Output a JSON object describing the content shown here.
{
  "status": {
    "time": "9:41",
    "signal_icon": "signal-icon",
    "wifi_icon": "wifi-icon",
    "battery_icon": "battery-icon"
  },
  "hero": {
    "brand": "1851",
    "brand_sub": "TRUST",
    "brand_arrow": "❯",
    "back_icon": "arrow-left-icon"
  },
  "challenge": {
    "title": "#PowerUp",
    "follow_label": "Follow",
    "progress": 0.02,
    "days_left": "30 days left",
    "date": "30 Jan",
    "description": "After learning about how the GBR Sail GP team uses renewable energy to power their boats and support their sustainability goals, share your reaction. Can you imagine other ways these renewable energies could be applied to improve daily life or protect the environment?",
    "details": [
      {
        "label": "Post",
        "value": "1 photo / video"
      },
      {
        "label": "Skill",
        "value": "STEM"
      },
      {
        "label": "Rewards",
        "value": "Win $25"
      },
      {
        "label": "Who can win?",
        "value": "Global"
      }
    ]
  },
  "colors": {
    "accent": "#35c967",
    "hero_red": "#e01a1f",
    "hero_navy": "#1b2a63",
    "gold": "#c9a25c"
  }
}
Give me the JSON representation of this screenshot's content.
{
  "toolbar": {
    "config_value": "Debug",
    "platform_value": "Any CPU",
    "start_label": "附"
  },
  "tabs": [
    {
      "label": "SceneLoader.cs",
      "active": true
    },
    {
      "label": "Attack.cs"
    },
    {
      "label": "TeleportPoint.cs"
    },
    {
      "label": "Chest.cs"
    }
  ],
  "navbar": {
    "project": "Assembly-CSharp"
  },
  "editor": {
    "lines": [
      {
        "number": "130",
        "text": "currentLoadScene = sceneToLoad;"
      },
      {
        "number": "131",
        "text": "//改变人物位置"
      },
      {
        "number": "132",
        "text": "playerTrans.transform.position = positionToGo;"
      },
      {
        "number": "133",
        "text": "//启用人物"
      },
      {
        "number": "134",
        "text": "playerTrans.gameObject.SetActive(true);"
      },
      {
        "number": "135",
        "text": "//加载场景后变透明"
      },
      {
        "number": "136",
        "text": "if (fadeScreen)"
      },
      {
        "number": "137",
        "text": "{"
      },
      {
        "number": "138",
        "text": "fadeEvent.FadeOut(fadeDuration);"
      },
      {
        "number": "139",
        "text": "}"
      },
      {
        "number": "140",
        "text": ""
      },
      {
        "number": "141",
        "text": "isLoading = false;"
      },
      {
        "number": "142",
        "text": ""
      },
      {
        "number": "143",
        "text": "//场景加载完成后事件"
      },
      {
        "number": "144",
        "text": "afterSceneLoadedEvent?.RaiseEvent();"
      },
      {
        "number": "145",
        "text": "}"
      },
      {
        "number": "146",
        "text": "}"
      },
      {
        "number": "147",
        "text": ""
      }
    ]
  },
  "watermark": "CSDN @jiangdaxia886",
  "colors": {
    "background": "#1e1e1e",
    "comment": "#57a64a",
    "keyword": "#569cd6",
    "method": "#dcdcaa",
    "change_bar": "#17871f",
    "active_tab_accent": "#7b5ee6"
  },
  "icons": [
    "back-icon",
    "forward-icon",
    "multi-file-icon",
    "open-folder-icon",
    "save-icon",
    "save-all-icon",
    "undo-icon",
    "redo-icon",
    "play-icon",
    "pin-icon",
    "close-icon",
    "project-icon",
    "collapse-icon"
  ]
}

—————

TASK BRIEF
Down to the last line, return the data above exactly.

WRITTEN SOLUTION
Output a JSON object describing the content shown here.
{
  "status": {
    "time": "9:41",
    "signal_icon": "signal-icon",
    "wifi_icon": "wifi-icon",
    "battery_icon": "battery-icon"
  },
  "hero": {
    "brand": "1851",
    "brand_sub": "TRUST",
    "brand_arrow": "❯",
    "back_icon": "arrow-left-icon"
  },
  "challenge": {
    "title": "#PowerUp",
    "follow_label": "Follow",
    "progress": 0.02,
    "days_left": "30 days left",
    "date": "30 Jan",
    "description": "After learning about how the GBR Sail GP team uses renewable energy to power their boats and support their sustainability goals, share your reaction. Can you imagine other ways these renewable energies could be applied to improve daily life or protect the environment?",
    "details": [
      {
        "label": "Post",
        "value": "1 photo / video"
      },
      {
        "label": "Skill",
        "value": "STEM"
      },
      {
        "label": "Rewards",
        "value": "Win $25"
      },
      {
        "label": "Who can win?",
        "value": "Global"
      }
    ]
  },
  "colors": {
    "accent": "#35c967",
    "hero_red": "#e01a1f",
    "hero_navy": "#1b2a63",
    "gold": "#c9a25c"
  }
}
Give me the JSON representation of this screenshot's content.
{
  "toolbar": {
    "config_value": "Debug",
    "platform_value": "Any CPU",
    "start_label": "附"
  },
  "tabs": [
    {
      "label": "SceneLoader.cs",
      "active": true
    },
    {
      "label": "Attack.cs"
    },
    {
      "label": "TeleportPoint.cs"
    },
    {
      "label": "Chest.cs"
    }
  ],
  "navbar": {
    "project": "Assembly-CSharp"
  },
  "editor": {
    "lines": [
      {
        "number": "130",
        "text": "currentLoadScene = sceneToLoad;"
      },
      {
        "number": "131",
        "text": "//改变人物位置"
      },
      {
        "number": "132",
        "text": "playerTrans.transform.position = positionToGo;"
      },
      {
        "number": "133",
        "text": "//启用人物"
      },
      {
        "number": "134",
        "text": "playerTrans.gameObject.SetActive(true);"
      },
      {
        "number": "135",
        "text": "//加载场景后变透明"
      },
      {
        "number": "136",
        "text": "if (fadeScreen)"
      },
      {
        "number": "137",
        "text": "{"
      },
      {
        "number": "138",
        "text": "fadeEvent.FadeOut(fadeDuration);"
      },
      {
        "number": "139",
        "text": "}"
      },
      {
        "number": "140",
        "text": ""
      },
      {
        "number": "141",
        "text": "isLoading = false;"
      },
      {
        "number": "142",
        "text": ""
      },
      {
        "number": "143",
        "text": "//场景加载完成后事件"
      },
      {
        "number": "144",
        "text": "afterSceneLoadedEvent?.RaiseEvent();"
      },
      {
        "number": "145",
        "text": "}"
      },
      {
        "number": "146",
        "text": "}"
      },
      {
        "number": "147",
        "text": ""
      }
    ]
  },
  "watermark": "CSDN @jiangdaxia886",
  "colors": {
    "background": "#1e1e1e",
    "comment": "#57a64a",
    "keyword": "#569cd6",
    "method": "#dcdcaa",
    "change_bar": "#17871f",
    "active_tab_accent": "#7b5ee6"
  },
  "icons": [
    "back-icon",
    "forward-icon",
    "multi-file-icon",
    "open-folder-icon",
    "save-icon",
    "save-all-icon",
    "undo-icon",
    "redo-icon",
    "play-icon",
    "pin-icon",
    "close-icon",
    "project-icon",
    "collapse-icon"
  ]
}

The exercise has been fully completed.